EXERCISE PROMPT >> What this exercise requires is a verbatim reproduction of the data below.

Excerpts from a dataset:

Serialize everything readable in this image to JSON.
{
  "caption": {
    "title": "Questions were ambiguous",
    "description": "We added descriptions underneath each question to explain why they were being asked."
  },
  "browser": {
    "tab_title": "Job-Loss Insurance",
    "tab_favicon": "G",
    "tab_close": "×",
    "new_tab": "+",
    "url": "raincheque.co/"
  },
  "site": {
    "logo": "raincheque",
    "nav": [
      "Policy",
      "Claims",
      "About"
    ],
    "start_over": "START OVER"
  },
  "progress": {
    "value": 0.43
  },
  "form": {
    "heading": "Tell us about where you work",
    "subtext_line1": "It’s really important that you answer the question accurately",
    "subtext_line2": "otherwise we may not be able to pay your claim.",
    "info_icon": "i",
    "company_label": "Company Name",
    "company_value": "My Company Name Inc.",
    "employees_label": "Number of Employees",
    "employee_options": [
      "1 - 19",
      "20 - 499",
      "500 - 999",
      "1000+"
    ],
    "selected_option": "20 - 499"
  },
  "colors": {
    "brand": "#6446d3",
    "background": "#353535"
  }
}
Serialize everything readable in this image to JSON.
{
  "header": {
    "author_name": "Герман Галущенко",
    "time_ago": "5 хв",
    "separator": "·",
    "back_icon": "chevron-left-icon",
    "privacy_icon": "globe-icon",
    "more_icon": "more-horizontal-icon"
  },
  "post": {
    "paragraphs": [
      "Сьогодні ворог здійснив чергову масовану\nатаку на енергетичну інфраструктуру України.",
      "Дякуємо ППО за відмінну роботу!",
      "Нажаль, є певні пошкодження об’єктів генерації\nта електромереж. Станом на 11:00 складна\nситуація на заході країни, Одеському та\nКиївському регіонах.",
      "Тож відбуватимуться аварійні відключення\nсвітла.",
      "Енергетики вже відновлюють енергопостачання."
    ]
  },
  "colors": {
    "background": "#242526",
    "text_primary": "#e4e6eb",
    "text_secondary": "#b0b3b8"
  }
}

RESULT OF THIS TASK >>
Serialize everything readable in this image to JSON.
{
  "caption": {
    "title": "Questions were ambiguous",
    "description": "We added descriptions underneath each question to explain why they were being asked."
  },
  "browser": {
    "tab_title": "Job-Loss Insurance",
    "tab_favicon": "G",
    "tab_close": "×",
    "new_tab": "+",
    "url": "raincheque.co/"
  },
  "site": {
    "logo": "raincheque",
    "nav": [
      "Policy",
      "Claims",
      "About"
    ],
    "start_over": "START OVER"
  },
  "progress": {
    "value": 0.43
  },
  "form": {
    "heading": "Tell us about where you work",
    "subtext_line1": "It’s really important that you answer the question accurately",
    "subtext_line2": "otherwise we may not be able to pay your claim.",
    "info_icon": "i",
    "company_label": "Company Name",
    "company_value": "My Company Name Inc.",
    "employees_label": "Number of Employees",
    "employee_options": [
      "1 - 19",
      "20 - 499",
      "500 - 999",
      "1000+"
    ],
    "selected_option": "20 - 499"
  },
  "colors": {
    "brand": "#6446d3",
    "background": "#353535"
  }
}
Serialize everything readable in this image to JSON.
{
  "header": {
    "author_name": "Герман Галущенко",
    "time_ago": "5 хв",
    "separator": "·",
    "back_icon": "chevron-left-icon",
    "privacy_icon": "globe-icon",
    "more_icon": "more-horizontal-icon"
  },
  "post": {
    "paragraphs": [
      "Сьогодні ворог здійснив чергову масовану\nатаку на енергетичну інфраструктуру України.",
      "Дякуємо ППО за відмінну роботу!",
      "Нажаль, є певні пошкодження об’єктів генерації\nта електромереж. Станом на 11:00 складна\nситуація на заході країни, Одеському та\nКиївському регіонах.",
      "Тож відбуватимуться аварійні відключення\nсвітла.",
      "Енергетики вже відновлюють енергопостачання."
    ]
  },
  "colors": {
    "background": "#242526",
    "text_primary": "#e4e6eb",
    "text_secondary": "#b0b3b8"
  }
}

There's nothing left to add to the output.